From February 27 to March 15, Theater for the New City (TNC) will present comedian/actor/broadcaster Donald E. Lacy Jr. updating his one man show, "ColorStruck," a bittersweet examination of how cultural assumptions drive American society. Since national politics provide a never-ending supply of new material, the piece is continually reshaped. The velocity of change since TNC presented the show's New York debut last year (Feb-March, 2019) has inspired Lacy to initiate a new version that reflects pressing current events.
Lacy's gift is in using humor as an icebreaker to bring all races to the racial colloquy. Paul Berss (NY Theatre Wire) characterized last year's production as "a seamless ride from hate and injustice to funny and heartwarming, all artfully blended and delivered by a master entertainer who is at once an actor, a comedian, a thinker and an activist."
The piece is undergoing development as of this writing.
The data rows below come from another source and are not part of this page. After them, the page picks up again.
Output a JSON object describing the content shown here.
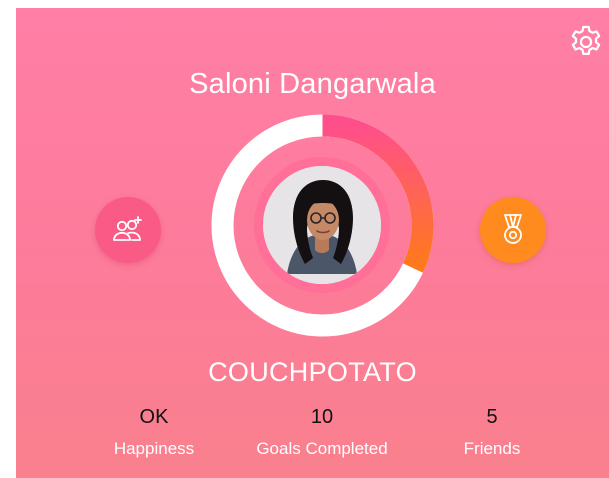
{
  "profile": {
    "name": "Saloni Dangarwala",
    "level": "COUCHPOTATO",
    "progress": 0.32
  },
  "stats": [
    {
      "value": "OK",
      "label": "Happiness"
    },
    {
      "value": "10",
      "label": "Goals Completed"
    },
    {
      "value": "5",
      "label": "Friends"
    }
  ],
  "icons": {
    "settings": "gear-icon",
    "friends": "add-friends-icon",
    "achievements": "medal-icon"
  },
  "colors": {
    "background_top": "#ff7fa6",
    "background_bottom": "#f9808d",
    "progress_start": "#ff4f8b",
    "progress_end": "#ff7a1a",
    "ring_track": "#ffffff",
    "friends_button": "#f95a86",
    "medal_button": "#ff8b1f"
  }
}
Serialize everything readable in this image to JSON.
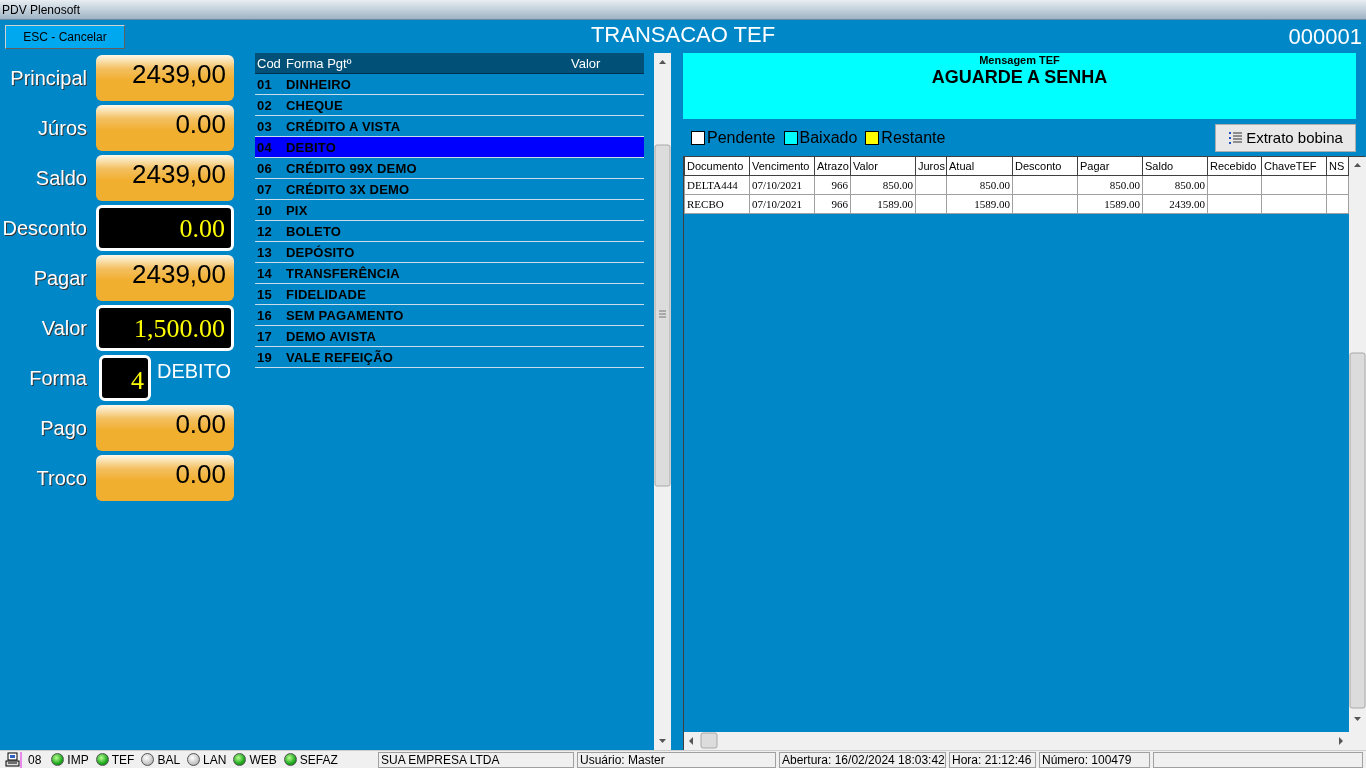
{
  "window": {
    "title": "PDV Plenosoft"
  },
  "header": {
    "cancel_button": "ESC - Cancelar",
    "title": "TRANSACAO TEF",
    "number": "000001"
  },
  "fields": [
    {
      "label": "Principal",
      "value": "2439,00",
      "kind": "display"
    },
    {
      "label": "Júros",
      "value": "0.00",
      "kind": "display"
    },
    {
      "label": "Saldo",
      "value": "2439,00",
      "kind": "display"
    },
    {
      "label": "Desconto",
      "value": "0.00",
      "kind": "input"
    },
    {
      "label": "Pagar",
      "value": "2439,00",
      "kind": "display"
    },
    {
      "label": "Valor",
      "value": "1,500.00",
      "kind": "input"
    },
    {
      "label": "Forma",
      "value": "4",
      "kind": "code",
      "description": "DEBITO"
    },
    {
      "label": "Pago",
      "value": "0.00",
      "kind": "display"
    },
    {
      "label": "Troco",
      "value": "0.00",
      "kind": "display"
    }
  ],
  "payment_list": {
    "columns": [
      "Cod",
      "Forma Pgtº",
      "Valor"
    ],
    "rows": [
      {
        "code": "01",
        "name": "DINHEIRO",
        "selected": false
      },
      {
        "code": "02",
        "name": "CHEQUE",
        "selected": false
      },
      {
        "code": "03",
        "name": "CRÉDITO A VISTA",
        "selected": false
      },
      {
        "code": "04",
        "name": "DEBITO",
        "selected": true
      },
      {
        "code": "06",
        "name": "CRÉDITO 99X DEMO",
        "selected": false
      },
      {
        "code": "07",
        "name": "CRÉDITO 3X DEMO",
        "selected": false
      },
      {
        "code": "10",
        "name": "PIX",
        "selected": false
      },
      {
        "code": "12",
        "name": "BOLETO",
        "selected": false
      },
      {
        "code": "13",
        "name": "DEPÓSITO",
        "selected": false
      },
      {
        "code": "14",
        "name": "TRANSFERÊNCIA",
        "selected": false
      },
      {
        "code": "15",
        "name": "FIDELIDADE",
        "selected": false
      },
      {
        "code": "16",
        "name": "SEM PAGAMENTO",
        "selected": false
      },
      {
        "code": "17",
        "name": "DEMO AVISTA",
        "selected": false
      },
      {
        "code": "19",
        "name": "VALE REFEIÇÃO",
        "selected": false
      }
    ]
  },
  "message": {
    "caption": "Mensagem TEF",
    "text": "AGUARDE A SENHA"
  },
  "legend": [
    {
      "label": "Pendente",
      "color": "#ffffff"
    },
    {
      "label": "Baixado",
      "color": "#00ffff"
    },
    {
      "label": "Restante",
      "color": "#ffff00"
    }
  ],
  "statement_button": "Extrato bobina",
  "table": {
    "columns": [
      "Documento",
      "Vencimento",
      "Atrazo",
      "Valor",
      "Juros",
      "Atual",
      "Desconto",
      "Pagar",
      "Saldo",
      "Recebido",
      "ChaveTEF",
      "NS"
    ],
    "rows": [
      [
        "DELTA444",
        "07/10/2021",
        "966",
        "850.00",
        null,
        "850.00",
        null,
        "850.00",
        "850.00",
        null,
        null,
        null
      ],
      [
        "RECBO",
        "07/10/2021",
        "966",
        "1589.00",
        null,
        "1589.00",
        null,
        "1589.00",
        "2439.00",
        null,
        null,
        null
      ]
    ]
  },
  "status_bar": {
    "terminal": "08",
    "indicators": [
      {
        "label": "IMP",
        "on": true
      },
      {
        "label": "TEF",
        "on": true
      },
      {
        "label": "BAL",
        "on": false
      },
      {
        "label": "LAN",
        "on": false
      },
      {
        "label": "WEB",
        "on": true
      },
      {
        "label": "SEFAZ",
        "on": true
      }
    ],
    "company": "SUA EMPRESA LTDA",
    "user": "Usuário: Master",
    "opened": "Abertura: 16/02/2024 18:03:42",
    "time": "Hora: 21:12:46",
    "number": "Número: 100479"
  }
}
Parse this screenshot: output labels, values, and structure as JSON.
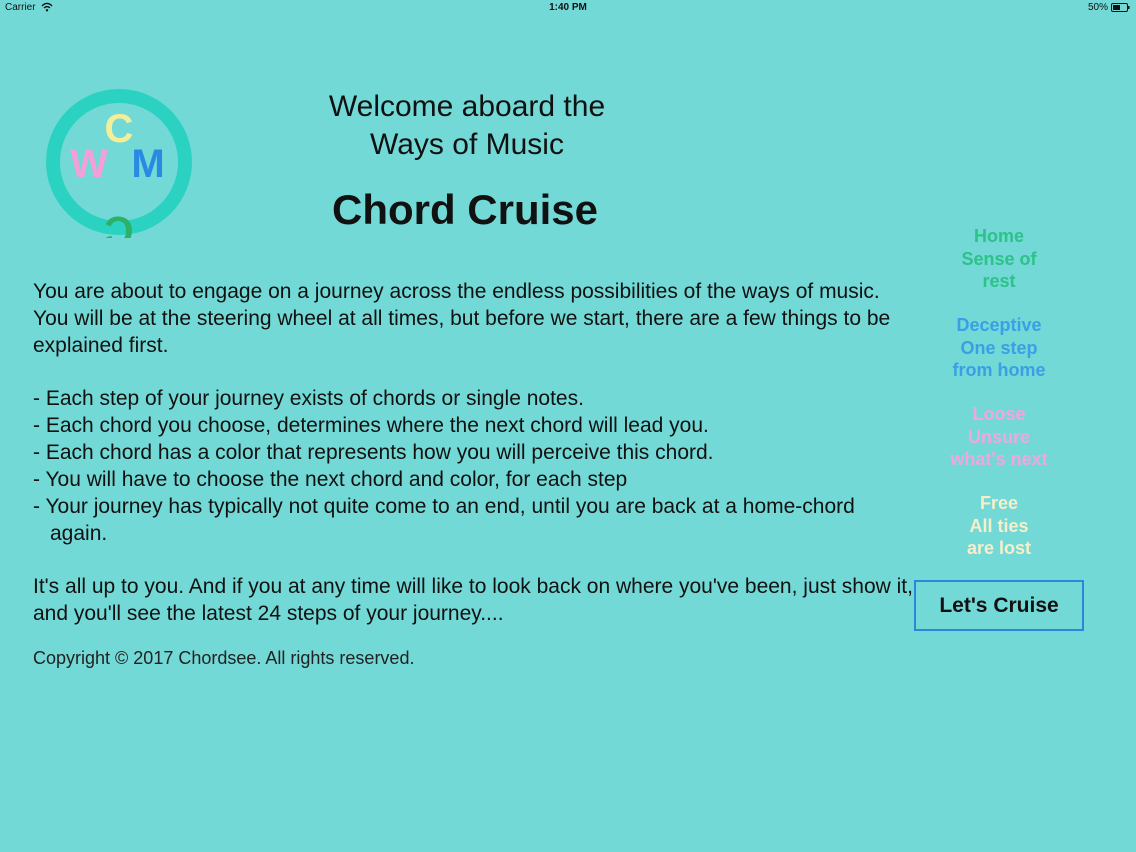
{
  "colors": {
    "background": "#72d9d6",
    "home": "#2cc289",
    "deceptive": "#3a9fe4",
    "loose": "#f1a6e0",
    "free": "#f7efc9",
    "button_border": "#2f86d8",
    "logo_ring": "#2bd2c2",
    "logo_c_top": "#f3ef99",
    "logo_w": "#f49fd8",
    "logo_m": "#2a8ae3",
    "logo_c_bottom": "#2db067"
  },
  "status_bar": {
    "carrier": "Carrier",
    "wifi_icon": "wifi-icon",
    "time": "1:40 PM",
    "battery": "50%",
    "battery_icon": "battery-icon"
  },
  "logo": {
    "letters": {
      "top": "C",
      "left": "W",
      "right": "M",
      "bottom": "C"
    }
  },
  "header": {
    "welcome_line1": "Welcome aboard the",
    "welcome_line2": "Ways of Music",
    "title": "Chord Cruise"
  },
  "intro": {
    "paragraph": "You are about to engage on a journey across the endless possibilities of the ways of music. You will be at the steering wheel at all times, but before we start, there are a few things to be explained first.",
    "rules": [
      "- Each step of your journey exists of chords or single notes.",
      "- Each chord you choose, determines where the next chord will lead you.",
      "- Each chord has a color that represents how you will perceive this chord.",
      "- You will have to choose the next chord and color, for each step",
      "- Your journey has typically not quite come to an end, until you are back at a home-chord again."
    ],
    "closing": "It's all up to you. And if you at any time will like to look back on where you've been, just show it, and you'll see the latest 24 steps of your journey....",
    "copyright": "Copyright © 2017 Chordsee. All rights reserved."
  },
  "legend": [
    {
      "title": "Home",
      "line1": "Sense of",
      "line2": "rest",
      "color": "#2cc289"
    },
    {
      "title": "Deceptive",
      "line1": "One step",
      "line2": "from home",
      "color": "#3a9fe4"
    },
    {
      "title": "Loose",
      "line1": "Unsure",
      "line2": "what's next",
      "color": "#f1a6e0"
    },
    {
      "title": "Free",
      "line1": "All ties",
      "line2": "are lost",
      "color": "#f7efc9"
    }
  ],
  "actions": {
    "cruise_label": "Let's Cruise"
  }
}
New topics will include Lacy's surprise lessons from participating in the recent Conservative Political Action Conference (CPAC) prison reform summit in Philadelphia. In a surprising act of bipartisanship, this group helped get thousands of nonviolent offenders released around Thanksgiving. Other new subjects will probably include the impeachment, the fragile situation in the Middle East, tribal symbolism in the upcoming national election and the racial context of Megan and Harry leaving the Royal Family. There is also much new multimedia: the piece now begins with a live five-minute prologue by spoken word artist VinDesh about the status of free thought in 2020 America and a brief video talk by Jane Elliott, pioneer of the Blue Eye/Brown Eye Experiment in 1968, discussing racism as a mental illness.
The piece was born in California's Bay Area and has been presented on college campuses around the country and at the National Black Theatre Festival. It was performed twice for the U.S. Congressional Black Caucus. It begins as a comedic autobiography of a sensitive, light-skinned African American man growing up in Oakland during the height of the Black Pride movement. It recounts how, as a child, Lacy was shunned by some people in the black community for not being dark enough and ostracized by some members in the white community for being too dark. It develops into an examination of how cultural assumptions underlie institutionalized racism. Director is Sean San Jose; soundscape and music are by two-time Grammy nominee Tommy Soulati Shepherd.
Theater for the New City (Cabaret Space) (View)
155 1st Avenue
New York, NY 10003
|Minimum Age: 13|
|Kid Friendly: Yes!|
|Dog Friendly: No|
|Wheelchair Accessible: Yes!|